ACTIVITY.
Go through the data and copy each line that holds "kirjautumatta".

======== SUPPLIED DATA

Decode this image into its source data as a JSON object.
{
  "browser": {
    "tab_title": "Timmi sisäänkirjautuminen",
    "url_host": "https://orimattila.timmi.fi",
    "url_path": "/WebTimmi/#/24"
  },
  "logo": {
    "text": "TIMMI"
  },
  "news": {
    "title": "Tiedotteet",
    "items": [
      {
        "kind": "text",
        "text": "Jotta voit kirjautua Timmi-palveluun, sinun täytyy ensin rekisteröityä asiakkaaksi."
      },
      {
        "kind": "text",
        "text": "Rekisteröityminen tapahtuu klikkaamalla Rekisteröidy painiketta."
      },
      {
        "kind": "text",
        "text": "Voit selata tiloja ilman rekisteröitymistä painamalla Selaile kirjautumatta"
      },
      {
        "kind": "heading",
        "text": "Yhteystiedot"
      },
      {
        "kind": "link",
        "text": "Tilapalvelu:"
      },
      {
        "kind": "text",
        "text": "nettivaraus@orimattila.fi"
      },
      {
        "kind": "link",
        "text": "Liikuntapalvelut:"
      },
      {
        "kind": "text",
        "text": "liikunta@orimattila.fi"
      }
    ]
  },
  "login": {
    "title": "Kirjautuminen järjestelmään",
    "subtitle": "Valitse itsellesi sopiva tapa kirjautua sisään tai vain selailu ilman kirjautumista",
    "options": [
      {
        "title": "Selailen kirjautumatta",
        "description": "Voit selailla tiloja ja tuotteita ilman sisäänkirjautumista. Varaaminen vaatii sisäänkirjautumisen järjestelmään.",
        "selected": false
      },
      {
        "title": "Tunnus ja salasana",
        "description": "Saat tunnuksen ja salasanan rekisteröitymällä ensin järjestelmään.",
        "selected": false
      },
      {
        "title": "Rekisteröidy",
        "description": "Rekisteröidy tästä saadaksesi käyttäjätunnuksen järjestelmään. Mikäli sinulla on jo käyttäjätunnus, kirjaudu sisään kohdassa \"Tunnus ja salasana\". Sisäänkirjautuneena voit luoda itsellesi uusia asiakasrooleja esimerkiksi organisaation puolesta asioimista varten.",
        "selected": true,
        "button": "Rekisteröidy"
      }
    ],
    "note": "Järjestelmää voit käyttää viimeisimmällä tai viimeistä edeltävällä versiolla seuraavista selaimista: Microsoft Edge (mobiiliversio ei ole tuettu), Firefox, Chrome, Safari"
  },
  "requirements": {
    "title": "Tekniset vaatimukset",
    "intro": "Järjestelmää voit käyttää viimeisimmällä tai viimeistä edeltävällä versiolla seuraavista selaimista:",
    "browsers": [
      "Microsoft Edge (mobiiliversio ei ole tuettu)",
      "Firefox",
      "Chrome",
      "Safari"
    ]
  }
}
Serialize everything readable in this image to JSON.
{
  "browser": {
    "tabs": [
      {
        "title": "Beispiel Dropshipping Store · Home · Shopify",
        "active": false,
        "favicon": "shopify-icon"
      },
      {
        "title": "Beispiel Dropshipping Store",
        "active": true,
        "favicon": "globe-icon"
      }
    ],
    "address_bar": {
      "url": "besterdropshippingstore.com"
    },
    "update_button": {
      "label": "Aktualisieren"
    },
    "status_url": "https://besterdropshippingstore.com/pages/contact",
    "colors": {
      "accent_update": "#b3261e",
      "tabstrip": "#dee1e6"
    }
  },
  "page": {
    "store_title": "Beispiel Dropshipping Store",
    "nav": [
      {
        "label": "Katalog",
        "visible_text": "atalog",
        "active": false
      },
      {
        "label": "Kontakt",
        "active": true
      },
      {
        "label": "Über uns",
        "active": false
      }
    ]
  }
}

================
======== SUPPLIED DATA

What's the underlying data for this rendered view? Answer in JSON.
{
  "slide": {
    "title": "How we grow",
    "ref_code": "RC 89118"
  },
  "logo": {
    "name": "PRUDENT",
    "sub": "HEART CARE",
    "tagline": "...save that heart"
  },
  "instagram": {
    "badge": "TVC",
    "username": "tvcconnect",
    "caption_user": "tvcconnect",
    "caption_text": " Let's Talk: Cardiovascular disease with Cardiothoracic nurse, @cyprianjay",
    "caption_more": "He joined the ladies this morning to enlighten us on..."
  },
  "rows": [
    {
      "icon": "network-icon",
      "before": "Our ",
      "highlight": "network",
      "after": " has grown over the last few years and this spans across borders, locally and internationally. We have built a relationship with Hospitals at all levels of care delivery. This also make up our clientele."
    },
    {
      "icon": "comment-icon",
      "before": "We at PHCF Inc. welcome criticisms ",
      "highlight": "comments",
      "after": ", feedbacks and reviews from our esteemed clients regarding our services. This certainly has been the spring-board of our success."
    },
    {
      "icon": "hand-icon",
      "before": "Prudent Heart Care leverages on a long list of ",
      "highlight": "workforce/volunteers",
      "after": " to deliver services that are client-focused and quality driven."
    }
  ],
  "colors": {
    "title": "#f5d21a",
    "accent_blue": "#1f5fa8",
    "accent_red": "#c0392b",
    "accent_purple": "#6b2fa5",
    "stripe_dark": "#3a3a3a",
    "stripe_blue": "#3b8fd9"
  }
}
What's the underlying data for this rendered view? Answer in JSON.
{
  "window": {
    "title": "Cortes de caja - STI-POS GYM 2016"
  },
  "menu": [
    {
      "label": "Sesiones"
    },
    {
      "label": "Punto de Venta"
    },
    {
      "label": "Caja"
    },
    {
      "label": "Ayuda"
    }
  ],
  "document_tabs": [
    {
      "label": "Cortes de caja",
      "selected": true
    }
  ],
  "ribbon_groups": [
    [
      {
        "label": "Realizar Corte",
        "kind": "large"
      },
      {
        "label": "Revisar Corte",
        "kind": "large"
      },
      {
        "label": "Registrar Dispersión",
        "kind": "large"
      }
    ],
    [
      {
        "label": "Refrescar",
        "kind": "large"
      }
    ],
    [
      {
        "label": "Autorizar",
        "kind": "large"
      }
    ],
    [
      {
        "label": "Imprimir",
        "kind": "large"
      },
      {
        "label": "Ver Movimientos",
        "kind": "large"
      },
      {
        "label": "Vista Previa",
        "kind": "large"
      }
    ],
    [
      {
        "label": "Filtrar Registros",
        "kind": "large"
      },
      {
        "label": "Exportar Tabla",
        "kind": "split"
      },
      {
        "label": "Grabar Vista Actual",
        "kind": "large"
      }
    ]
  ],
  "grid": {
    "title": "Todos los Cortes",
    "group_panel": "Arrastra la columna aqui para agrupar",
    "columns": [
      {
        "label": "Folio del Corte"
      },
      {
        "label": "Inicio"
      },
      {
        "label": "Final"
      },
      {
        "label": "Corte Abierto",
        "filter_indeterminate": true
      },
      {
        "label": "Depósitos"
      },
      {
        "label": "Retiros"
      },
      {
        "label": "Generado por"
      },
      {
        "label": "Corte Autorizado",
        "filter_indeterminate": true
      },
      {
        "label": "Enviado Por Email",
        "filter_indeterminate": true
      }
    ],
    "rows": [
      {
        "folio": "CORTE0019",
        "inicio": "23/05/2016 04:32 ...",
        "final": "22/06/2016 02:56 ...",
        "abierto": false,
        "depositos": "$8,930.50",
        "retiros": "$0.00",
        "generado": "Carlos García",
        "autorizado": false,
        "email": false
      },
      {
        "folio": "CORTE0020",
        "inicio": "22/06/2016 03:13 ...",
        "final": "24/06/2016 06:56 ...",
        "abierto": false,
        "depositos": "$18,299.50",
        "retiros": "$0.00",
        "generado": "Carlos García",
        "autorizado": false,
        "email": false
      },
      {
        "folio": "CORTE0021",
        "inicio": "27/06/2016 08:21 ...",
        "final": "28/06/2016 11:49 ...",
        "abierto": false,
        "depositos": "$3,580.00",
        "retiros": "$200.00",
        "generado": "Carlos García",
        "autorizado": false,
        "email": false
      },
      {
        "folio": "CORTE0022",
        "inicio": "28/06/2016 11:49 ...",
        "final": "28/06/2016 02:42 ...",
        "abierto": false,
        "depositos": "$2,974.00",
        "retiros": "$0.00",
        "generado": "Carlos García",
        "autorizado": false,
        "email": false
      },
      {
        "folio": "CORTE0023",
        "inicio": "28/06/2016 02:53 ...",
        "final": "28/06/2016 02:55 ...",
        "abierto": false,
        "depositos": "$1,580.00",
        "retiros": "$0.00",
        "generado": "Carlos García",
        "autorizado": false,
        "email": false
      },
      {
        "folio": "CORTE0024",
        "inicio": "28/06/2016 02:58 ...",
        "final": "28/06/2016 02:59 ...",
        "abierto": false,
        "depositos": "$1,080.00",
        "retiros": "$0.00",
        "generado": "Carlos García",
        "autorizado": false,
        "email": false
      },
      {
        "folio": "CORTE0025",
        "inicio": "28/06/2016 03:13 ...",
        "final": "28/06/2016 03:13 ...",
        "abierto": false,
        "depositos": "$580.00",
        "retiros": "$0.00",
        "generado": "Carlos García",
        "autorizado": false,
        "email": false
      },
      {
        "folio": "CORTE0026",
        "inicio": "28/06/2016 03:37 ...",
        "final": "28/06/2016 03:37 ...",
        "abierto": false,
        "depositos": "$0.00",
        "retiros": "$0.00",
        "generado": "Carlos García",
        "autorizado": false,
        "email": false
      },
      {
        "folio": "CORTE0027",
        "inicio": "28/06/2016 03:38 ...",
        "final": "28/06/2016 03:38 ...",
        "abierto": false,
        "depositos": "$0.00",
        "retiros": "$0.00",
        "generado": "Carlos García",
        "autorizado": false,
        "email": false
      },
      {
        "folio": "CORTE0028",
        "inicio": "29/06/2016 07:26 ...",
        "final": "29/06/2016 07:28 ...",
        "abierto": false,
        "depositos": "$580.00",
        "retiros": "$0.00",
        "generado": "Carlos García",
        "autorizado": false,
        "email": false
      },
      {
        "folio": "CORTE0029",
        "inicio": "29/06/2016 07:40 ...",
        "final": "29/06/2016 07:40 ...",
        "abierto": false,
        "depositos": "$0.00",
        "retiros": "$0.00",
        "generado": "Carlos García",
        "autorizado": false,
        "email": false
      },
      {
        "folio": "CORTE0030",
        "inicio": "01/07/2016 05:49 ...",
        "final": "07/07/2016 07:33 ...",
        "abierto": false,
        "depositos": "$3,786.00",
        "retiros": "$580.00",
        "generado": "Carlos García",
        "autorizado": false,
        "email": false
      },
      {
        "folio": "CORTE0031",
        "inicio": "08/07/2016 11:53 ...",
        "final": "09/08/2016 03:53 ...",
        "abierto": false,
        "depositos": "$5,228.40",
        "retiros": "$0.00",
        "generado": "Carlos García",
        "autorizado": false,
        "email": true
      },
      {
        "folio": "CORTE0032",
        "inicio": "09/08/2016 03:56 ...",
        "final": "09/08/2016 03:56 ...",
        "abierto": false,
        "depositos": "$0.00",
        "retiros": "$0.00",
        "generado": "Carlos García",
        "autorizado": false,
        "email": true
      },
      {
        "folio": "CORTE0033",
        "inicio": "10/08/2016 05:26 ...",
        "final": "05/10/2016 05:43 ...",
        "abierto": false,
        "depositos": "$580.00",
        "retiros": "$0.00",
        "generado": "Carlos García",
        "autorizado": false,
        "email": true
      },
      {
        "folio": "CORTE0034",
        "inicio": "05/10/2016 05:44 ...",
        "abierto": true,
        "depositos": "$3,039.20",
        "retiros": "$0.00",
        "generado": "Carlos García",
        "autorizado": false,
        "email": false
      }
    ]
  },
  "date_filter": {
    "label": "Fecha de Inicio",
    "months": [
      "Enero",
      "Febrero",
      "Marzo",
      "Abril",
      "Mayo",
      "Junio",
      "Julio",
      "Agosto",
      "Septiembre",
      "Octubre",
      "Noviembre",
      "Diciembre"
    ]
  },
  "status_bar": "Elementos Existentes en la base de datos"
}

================

TASK ANSWER.
        "text": "Voit selata tiloja ilman rekisteröitymistä painamalla Selaile kirjautumatta"
        "title": "Selailen kirjautumatta",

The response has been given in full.